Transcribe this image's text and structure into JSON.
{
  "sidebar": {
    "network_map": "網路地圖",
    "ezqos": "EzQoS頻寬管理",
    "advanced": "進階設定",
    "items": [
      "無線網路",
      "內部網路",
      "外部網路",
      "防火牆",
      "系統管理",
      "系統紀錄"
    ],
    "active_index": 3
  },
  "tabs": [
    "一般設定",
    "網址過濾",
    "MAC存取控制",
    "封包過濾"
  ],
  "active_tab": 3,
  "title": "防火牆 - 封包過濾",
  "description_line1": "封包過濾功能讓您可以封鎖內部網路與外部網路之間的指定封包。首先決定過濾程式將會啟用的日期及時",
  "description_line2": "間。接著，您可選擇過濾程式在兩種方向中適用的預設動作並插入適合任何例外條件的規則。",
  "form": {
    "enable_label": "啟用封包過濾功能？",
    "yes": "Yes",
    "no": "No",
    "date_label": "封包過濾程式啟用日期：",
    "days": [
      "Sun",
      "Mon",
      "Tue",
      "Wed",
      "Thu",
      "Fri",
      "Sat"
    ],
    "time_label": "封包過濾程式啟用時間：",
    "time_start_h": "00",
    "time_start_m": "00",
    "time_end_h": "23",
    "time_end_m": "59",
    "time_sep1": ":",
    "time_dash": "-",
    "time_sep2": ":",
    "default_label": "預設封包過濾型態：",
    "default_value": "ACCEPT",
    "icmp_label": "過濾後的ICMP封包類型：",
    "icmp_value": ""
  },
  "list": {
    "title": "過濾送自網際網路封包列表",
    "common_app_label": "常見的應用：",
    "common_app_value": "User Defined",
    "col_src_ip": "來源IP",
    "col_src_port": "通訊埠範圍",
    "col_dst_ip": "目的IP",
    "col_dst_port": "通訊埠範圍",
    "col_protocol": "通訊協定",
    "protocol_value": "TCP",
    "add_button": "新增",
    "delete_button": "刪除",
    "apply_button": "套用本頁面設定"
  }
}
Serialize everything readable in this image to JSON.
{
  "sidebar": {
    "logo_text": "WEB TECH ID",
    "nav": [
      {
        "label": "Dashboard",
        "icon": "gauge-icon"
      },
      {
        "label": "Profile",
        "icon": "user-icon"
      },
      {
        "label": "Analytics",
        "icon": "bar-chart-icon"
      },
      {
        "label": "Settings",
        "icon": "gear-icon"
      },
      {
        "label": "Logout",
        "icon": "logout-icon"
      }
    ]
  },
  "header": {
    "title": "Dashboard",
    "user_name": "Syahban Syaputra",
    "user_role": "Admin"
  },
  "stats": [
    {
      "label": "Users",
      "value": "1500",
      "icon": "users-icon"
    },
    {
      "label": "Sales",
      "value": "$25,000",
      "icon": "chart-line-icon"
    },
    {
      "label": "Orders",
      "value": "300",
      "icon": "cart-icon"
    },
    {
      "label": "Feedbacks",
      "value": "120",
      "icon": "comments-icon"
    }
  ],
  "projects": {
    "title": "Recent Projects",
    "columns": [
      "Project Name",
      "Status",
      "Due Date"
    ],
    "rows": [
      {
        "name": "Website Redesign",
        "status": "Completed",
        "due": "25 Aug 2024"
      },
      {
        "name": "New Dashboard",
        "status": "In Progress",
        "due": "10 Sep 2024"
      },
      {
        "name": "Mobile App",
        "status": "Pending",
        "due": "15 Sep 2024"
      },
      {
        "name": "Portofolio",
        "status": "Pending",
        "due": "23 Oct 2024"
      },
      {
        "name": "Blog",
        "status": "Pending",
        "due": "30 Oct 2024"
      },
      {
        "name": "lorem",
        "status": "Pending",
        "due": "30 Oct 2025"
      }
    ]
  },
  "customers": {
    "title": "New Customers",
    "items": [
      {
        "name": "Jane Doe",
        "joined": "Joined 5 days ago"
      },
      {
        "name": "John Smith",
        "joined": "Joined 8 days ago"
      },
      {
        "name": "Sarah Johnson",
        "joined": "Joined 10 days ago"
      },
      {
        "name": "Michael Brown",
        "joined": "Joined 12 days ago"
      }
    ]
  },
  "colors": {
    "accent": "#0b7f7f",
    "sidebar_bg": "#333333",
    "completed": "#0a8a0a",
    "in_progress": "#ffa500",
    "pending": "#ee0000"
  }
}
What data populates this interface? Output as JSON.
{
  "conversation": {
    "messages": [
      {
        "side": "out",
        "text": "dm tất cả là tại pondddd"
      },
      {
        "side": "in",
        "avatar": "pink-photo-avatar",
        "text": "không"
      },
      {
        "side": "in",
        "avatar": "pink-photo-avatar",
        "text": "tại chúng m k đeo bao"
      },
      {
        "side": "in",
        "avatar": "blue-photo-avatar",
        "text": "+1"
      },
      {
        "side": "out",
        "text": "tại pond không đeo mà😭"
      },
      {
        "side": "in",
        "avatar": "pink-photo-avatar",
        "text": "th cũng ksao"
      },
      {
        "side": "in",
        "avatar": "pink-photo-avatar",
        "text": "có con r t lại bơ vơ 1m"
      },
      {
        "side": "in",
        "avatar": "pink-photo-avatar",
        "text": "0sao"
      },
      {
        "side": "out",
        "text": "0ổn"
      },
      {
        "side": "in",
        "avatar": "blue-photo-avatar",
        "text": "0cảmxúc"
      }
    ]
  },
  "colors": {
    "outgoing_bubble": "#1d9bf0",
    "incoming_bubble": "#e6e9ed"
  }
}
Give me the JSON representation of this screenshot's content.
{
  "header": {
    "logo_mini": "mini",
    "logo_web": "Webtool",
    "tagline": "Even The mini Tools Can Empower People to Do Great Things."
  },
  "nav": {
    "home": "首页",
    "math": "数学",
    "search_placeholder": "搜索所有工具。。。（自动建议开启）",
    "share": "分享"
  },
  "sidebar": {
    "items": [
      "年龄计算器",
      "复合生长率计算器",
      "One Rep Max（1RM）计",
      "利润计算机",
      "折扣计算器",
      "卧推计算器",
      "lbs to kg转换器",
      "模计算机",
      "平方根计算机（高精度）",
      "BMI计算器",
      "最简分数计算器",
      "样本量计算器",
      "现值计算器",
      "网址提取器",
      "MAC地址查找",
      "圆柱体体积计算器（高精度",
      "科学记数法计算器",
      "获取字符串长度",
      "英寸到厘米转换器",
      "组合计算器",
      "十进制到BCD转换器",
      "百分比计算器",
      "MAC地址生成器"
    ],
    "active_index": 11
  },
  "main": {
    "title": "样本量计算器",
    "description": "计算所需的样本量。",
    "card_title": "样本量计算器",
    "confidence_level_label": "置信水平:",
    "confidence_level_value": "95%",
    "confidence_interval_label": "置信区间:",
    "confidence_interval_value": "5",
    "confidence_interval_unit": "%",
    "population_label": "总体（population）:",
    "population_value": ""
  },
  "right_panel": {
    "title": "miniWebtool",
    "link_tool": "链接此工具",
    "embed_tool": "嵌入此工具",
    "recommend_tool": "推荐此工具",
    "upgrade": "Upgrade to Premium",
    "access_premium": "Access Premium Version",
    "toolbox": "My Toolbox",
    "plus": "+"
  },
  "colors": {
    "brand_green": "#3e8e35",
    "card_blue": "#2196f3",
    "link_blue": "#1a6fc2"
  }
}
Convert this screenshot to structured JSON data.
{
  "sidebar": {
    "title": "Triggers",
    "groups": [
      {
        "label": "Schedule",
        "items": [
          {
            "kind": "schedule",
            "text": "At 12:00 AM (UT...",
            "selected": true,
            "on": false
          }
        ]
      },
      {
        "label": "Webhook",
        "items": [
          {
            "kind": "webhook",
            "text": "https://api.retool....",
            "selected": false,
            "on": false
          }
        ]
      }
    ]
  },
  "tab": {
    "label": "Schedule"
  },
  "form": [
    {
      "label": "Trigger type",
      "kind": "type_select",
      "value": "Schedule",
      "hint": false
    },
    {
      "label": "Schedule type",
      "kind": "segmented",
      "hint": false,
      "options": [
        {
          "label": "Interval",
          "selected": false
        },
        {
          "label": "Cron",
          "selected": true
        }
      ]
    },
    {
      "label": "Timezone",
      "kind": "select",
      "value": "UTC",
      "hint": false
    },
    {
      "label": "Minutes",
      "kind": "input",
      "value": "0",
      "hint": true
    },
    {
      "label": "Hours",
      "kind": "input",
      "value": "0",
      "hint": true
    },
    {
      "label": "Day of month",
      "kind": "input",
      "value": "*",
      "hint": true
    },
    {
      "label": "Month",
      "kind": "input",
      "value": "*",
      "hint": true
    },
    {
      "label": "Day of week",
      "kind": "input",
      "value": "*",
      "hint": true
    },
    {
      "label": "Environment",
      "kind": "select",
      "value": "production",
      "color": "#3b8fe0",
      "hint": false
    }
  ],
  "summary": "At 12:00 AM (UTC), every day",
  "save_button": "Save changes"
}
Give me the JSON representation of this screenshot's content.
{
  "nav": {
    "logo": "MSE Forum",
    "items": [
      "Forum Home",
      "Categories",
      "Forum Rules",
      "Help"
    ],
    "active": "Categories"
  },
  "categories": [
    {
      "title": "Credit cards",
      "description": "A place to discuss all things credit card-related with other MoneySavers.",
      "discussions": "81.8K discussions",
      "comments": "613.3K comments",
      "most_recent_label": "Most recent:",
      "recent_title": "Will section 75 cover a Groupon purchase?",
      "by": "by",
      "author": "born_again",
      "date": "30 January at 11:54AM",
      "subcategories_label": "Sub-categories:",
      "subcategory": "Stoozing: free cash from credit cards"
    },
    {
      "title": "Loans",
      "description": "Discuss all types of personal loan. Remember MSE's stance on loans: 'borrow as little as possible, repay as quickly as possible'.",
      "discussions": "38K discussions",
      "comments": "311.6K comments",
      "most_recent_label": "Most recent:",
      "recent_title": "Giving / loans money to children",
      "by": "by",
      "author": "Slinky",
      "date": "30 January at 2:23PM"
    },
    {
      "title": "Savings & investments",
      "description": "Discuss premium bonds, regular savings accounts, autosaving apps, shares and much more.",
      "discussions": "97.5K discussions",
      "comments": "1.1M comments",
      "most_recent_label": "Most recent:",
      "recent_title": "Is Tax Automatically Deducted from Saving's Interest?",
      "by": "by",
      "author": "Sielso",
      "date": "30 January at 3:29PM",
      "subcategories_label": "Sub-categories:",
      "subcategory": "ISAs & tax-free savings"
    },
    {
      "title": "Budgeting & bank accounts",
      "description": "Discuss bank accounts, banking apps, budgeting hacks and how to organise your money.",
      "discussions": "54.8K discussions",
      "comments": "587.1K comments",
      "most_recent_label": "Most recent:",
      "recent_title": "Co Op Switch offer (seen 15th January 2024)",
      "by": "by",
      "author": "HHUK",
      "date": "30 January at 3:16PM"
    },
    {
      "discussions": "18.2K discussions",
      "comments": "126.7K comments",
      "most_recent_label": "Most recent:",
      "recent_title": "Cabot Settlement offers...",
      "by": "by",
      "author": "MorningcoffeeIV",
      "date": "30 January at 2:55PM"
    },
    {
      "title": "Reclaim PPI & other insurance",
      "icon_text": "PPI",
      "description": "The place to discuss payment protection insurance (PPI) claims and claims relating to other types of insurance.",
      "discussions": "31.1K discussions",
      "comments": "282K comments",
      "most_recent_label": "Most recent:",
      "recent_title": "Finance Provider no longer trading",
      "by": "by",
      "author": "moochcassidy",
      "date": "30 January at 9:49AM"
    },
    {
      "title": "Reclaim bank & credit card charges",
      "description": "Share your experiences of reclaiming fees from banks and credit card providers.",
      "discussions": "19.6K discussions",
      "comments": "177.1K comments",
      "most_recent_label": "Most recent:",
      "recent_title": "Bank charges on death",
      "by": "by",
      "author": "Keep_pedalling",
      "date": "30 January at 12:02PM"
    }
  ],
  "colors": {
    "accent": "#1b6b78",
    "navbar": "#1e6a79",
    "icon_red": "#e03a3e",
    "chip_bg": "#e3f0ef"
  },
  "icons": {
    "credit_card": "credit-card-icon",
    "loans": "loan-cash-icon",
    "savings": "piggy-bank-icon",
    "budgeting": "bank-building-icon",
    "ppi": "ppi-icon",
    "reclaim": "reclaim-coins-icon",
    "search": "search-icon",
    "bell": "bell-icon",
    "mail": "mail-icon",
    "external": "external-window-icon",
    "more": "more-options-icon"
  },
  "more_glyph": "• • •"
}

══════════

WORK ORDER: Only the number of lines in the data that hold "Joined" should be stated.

RESULT: 4